Restate the listing below word for word, omitting any images.

### GIVEN RECORDS:
________

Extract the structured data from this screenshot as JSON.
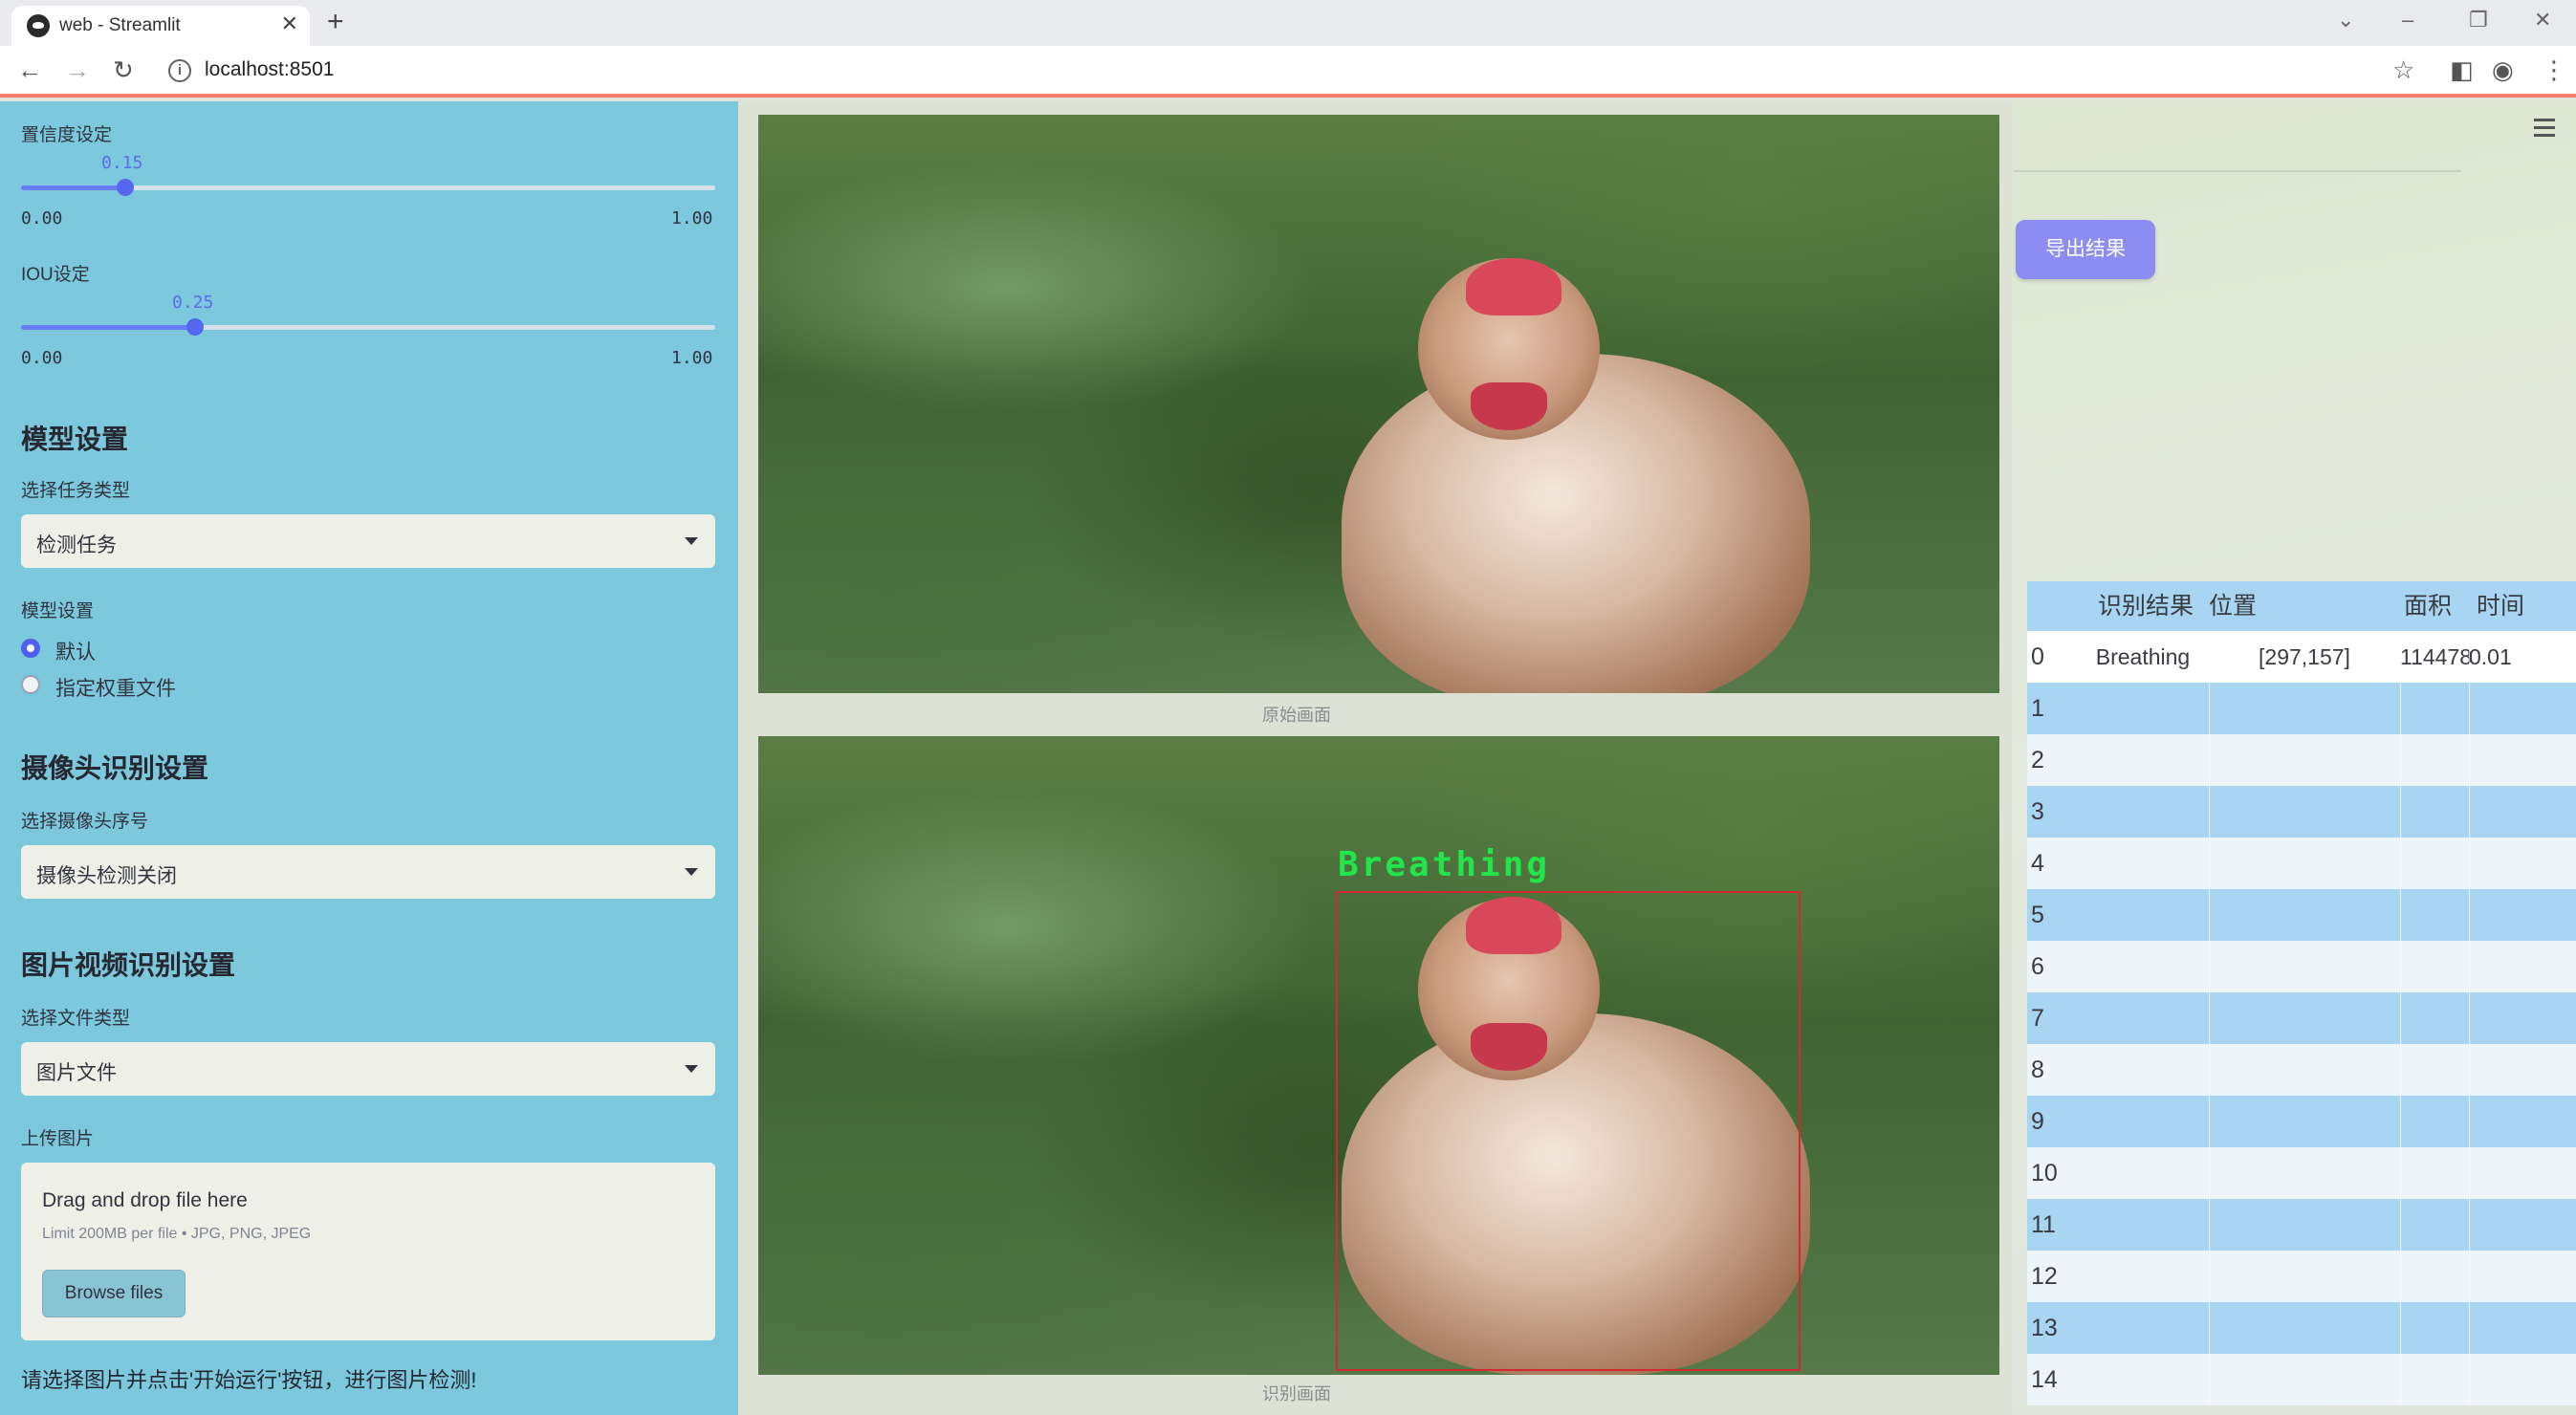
{
  "browser": {
    "tab_title": "web - Streamlit",
    "url": "localhost:8501"
  },
  "sidebar": {
    "conf_label": "置信度设定",
    "conf_value": 0.15,
    "conf_value_text": "0.15",
    "conf_min": "0.00",
    "conf_max": "1.00",
    "iou_label": "IOU设定",
    "iou_value": 0.25,
    "iou_value_text": "0.25",
    "iou_min": "0.00",
    "iou_max": "1.00",
    "model_header": "模型设置",
    "task_label": "选择任务类型",
    "task_value": "检测任务",
    "model_label": "模型设置",
    "model_options": [
      "默认",
      "指定权重文件"
    ],
    "model_selected": 0,
    "camera_header": "摄像头识别设置",
    "camera_label": "选择摄像头序号",
    "camera_value": "摄像头检测关闭",
    "media_header": "图片视频识别设置",
    "filetype_label": "选择文件类型",
    "filetype_value": "图片文件",
    "upload_label": "上传图片",
    "upload_drop": "Drag and drop file here",
    "upload_limit": "Limit 200MB per file • JPG, PNG, JPEG",
    "browse_button": "Browse files",
    "hint": "请选择图片并点击'开始运行'按钮，进行图片检测!"
  },
  "main": {
    "original_caption": "原始画面",
    "result_caption": "识别画面",
    "detection_label": "Breathing",
    "export_button": "导出结果"
  },
  "table": {
    "headers": [
      "",
      "识别结果",
      "位置",
      "面积",
      "时间"
    ],
    "rows": [
      [
        "0",
        "Breathing",
        "[297,157]",
        "114478",
        "0.01"
      ],
      [
        "1",
        "",
        "",
        "",
        ""
      ],
      [
        "2",
        "",
        "",
        "",
        ""
      ],
      [
        "3",
        "",
        "",
        "",
        ""
      ],
      [
        "4",
        "",
        "",
        "",
        ""
      ],
      [
        "5",
        "",
        "",
        "",
        ""
      ],
      [
        "6",
        "",
        "",
        "",
        ""
      ],
      [
        "7",
        "",
        "",
        "",
        ""
      ],
      [
        "8",
        "",
        "",
        "",
        ""
      ],
      [
        "9",
        "",
        "",
        "",
        ""
      ],
      [
        "10",
        "",
        "",
        "",
        ""
      ],
      [
        "11",
        "",
        "",
        "",
        ""
      ],
      [
        "12",
        "",
        "",
        "",
        ""
      ],
      [
        "13",
        "",
        "",
        "",
        ""
      ],
      [
        "14",
        "",
        "",
        "",
        ""
      ]
    ]
  },
  "colors": {
    "sidebar_bg": "#7cc8dc",
    "accent": "#5568f0",
    "export_button": "#8c8cf2",
    "detection_box": "#d4282e",
    "detection_text": "#22e54b"
  }
}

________

### ANSWER BOX:
Extract the structured data from this screenshot as JSON.
{
  "browser": {
    "tab_title": "web - Streamlit",
    "url": "localhost:8501"
  },
  "sidebar": {
    "conf_label": "置信度设定",
    "conf_value": 0.15,
    "conf_value_text": "0.15",
    "conf_min": "0.00",
    "conf_max": "1.00",
    "iou_label": "IOU设定",
    "iou_value": 0.25,
    "iou_value_text": "0.25",
    "iou_min": "0.00",
    "iou_max": "1.00",
    "model_header": "模型设置",
    "task_label": "选择任务类型",
    "task_value": "检测任务",
    "model_label": "模型设置",
    "model_options": [
      "默认",
      "指定权重文件"
    ],
    "model_selected": 0,
    "camera_header": "摄像头识别设置",
    "camera_label": "选择摄像头序号",
    "camera_value": "摄像头检测关闭",
    "media_header": "图片视频识别设置",
    "filetype_label": "选择文件类型",
    "filetype_value": "图片文件",
    "upload_label": "上传图片",
    "upload_drop": "Drag and drop file here",
    "upload_limit": "Limit 200MB per file • JPG, PNG, JPEG",
    "browse_button": "Browse files",
    "hint": "请选择图片并点击'开始运行'按钮，进行图片检测!"
  },
  "main": {
    "original_caption": "原始画面",
    "result_caption": "识别画面",
    "detection_label": "Breathing",
    "export_button": "导出结果"
  },
  "table": {
    "headers": [
      "",
      "识别结果",
      "位置",
      "面积",
      "时间"
    ],
    "rows": [
      [
        "0",
        "Breathing",
        "[297,157]",
        "114478",
        "0.01"
      ],
      [
        "1",
        "",
        "",
        "",
        ""
      ],
      [
        "2",
        "",
        "",
        "",
        ""
      ],
      [
        "3",
        "",
        "",
        "",
        ""
      ],
      [
        "4",
        "",
        "",
        "",
        ""
      ],
      [
        "5",
        "",
        "",
        "",
        ""
      ],
      [
        "6",
        "",
        "",
        "",
        ""
      ],
      [
        "7",
        "",
        "",
        "",
        ""
      ],
      [
        "8",
        "",
        "",
        "",
        ""
      ],
      [
        "9",
        "",
        "",
        "",
        ""
      ],
      [
        "10",
        "",
        "",
        "",
        ""
      ],
      [
        "11",
        "",
        "",
        "",
        ""
      ],
      [
        "12",
        "",
        "",
        "",
        ""
      ],
      [
        "13",
        "",
        "",
        "",
        ""
      ],
      [
        "14",
        "",
        "",
        "",
        ""
      ]
    ]
  },
  "colors": {
    "sidebar_bg": "#7cc8dc",
    "accent": "#5568f0",
    "export_button": "#8c8cf2",
    "detection_box": "#d4282e",
    "detection_text": "#22e54b"
  }
}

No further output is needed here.